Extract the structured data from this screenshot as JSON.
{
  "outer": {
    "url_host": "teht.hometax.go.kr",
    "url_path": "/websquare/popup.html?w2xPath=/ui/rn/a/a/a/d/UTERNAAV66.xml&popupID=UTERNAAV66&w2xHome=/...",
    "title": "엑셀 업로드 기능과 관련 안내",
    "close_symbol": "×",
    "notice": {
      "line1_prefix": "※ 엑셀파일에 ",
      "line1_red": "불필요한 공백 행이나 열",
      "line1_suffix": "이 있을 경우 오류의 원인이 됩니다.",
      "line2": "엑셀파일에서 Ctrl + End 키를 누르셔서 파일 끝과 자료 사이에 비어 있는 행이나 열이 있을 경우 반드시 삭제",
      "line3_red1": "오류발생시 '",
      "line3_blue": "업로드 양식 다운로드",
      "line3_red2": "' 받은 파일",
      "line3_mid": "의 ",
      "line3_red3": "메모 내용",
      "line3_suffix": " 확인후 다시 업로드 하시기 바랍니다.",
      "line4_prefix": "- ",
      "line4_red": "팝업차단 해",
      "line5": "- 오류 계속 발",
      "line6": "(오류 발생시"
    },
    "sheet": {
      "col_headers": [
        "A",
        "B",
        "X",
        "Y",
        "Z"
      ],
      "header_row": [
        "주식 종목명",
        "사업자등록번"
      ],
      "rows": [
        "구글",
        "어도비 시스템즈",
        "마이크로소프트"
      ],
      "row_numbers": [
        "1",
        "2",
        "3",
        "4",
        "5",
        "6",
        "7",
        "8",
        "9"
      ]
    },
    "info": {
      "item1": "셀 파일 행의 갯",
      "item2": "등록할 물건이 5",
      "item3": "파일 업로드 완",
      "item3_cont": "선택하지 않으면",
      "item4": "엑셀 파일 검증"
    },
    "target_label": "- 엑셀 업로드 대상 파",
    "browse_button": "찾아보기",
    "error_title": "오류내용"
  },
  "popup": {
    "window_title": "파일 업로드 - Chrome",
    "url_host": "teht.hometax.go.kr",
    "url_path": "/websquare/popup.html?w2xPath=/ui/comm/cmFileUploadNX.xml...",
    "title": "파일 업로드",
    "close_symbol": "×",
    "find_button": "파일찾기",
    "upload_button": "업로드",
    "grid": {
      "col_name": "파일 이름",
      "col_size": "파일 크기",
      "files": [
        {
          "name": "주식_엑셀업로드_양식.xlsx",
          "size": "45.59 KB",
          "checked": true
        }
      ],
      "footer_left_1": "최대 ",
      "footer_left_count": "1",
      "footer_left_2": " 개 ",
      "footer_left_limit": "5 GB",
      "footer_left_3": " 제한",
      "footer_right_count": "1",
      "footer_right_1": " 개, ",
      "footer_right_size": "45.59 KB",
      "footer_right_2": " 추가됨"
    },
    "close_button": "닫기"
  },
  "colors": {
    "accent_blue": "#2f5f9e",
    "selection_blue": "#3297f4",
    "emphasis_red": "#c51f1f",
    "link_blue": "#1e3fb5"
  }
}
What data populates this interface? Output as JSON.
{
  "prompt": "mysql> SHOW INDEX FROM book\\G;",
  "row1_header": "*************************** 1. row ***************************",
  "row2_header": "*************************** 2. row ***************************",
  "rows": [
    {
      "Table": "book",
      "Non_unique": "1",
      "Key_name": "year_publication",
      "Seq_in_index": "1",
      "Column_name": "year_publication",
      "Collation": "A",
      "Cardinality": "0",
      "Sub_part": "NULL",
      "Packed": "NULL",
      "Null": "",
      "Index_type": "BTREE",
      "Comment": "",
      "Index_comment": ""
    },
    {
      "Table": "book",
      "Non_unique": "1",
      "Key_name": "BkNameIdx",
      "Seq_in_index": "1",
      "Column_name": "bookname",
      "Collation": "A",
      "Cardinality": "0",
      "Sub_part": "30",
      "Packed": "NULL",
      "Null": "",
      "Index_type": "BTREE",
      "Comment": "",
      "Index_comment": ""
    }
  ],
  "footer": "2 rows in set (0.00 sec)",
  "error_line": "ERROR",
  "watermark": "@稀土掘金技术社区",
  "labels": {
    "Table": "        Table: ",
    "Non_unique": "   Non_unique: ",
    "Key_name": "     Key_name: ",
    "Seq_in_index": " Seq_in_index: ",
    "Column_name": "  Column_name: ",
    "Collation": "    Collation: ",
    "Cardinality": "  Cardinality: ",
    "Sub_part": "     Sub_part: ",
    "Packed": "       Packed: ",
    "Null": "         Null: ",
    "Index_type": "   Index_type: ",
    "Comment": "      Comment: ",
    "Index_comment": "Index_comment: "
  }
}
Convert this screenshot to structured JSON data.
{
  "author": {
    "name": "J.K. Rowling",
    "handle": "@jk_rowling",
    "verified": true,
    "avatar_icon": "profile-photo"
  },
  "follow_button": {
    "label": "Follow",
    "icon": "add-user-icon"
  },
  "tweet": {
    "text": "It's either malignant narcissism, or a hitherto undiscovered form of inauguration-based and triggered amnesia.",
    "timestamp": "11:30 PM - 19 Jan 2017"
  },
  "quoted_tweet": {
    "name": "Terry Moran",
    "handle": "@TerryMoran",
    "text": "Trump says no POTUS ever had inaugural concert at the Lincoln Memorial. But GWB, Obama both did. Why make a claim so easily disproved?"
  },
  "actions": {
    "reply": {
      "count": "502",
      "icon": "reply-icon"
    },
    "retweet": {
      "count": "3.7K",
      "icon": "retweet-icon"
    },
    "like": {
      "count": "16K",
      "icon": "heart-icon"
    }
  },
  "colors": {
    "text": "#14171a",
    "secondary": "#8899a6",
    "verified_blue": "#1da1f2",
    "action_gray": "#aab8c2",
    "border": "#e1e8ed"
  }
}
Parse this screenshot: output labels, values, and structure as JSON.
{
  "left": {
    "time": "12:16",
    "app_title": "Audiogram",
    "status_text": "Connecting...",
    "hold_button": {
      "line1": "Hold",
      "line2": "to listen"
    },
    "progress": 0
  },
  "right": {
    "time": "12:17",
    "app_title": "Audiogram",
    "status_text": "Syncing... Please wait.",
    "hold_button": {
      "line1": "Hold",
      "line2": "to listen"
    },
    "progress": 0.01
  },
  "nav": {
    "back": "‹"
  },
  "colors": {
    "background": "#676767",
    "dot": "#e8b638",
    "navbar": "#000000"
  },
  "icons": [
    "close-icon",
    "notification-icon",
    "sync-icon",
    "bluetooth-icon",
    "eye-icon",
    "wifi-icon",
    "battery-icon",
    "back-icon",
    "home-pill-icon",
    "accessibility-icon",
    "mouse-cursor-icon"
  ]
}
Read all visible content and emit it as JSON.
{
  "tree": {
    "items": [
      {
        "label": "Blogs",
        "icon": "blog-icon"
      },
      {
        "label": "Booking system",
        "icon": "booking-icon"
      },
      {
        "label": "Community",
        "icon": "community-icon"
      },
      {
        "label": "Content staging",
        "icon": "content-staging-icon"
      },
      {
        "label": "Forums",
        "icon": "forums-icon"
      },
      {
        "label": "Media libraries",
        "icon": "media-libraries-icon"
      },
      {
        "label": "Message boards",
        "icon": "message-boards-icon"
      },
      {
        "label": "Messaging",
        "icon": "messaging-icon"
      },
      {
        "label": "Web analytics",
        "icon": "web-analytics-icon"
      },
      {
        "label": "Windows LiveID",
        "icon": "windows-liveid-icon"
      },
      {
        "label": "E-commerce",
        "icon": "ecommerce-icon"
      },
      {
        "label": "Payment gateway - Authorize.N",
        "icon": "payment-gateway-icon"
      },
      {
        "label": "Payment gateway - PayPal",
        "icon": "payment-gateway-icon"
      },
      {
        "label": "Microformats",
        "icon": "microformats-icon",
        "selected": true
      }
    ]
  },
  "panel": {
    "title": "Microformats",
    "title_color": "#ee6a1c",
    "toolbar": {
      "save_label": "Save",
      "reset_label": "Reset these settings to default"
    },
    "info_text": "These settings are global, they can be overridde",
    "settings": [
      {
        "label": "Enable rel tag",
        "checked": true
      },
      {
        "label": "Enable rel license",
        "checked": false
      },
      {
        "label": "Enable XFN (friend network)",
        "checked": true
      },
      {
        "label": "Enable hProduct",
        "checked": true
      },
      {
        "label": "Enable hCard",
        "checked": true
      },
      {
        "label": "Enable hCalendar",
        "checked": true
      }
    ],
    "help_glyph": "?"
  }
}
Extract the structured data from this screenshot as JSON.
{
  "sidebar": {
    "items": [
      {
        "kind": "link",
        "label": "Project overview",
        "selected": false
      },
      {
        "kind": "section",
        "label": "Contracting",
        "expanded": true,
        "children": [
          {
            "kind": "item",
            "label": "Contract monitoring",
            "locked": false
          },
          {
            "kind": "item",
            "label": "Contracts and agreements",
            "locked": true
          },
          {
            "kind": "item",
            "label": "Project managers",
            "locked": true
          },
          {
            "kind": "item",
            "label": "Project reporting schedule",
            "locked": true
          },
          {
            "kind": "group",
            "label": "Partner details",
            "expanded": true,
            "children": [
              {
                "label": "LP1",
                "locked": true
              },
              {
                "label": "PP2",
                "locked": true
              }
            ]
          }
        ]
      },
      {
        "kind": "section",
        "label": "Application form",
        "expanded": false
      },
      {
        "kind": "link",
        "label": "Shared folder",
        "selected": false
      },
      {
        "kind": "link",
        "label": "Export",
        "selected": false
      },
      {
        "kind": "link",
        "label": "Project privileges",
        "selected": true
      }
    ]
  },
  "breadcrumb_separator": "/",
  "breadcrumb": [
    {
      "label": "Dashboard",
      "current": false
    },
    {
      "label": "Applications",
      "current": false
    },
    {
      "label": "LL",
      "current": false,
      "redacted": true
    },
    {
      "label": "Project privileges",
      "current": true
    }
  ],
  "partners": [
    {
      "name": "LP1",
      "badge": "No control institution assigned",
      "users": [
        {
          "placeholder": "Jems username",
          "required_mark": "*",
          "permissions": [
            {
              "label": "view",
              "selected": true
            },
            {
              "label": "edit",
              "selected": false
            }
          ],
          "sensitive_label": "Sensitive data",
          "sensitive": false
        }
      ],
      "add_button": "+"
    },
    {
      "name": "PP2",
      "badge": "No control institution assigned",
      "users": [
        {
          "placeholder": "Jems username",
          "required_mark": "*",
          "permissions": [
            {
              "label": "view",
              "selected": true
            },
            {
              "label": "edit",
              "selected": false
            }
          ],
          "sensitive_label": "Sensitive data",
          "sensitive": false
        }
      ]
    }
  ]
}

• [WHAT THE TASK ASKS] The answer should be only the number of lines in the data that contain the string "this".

• [TASK ANSWER] 5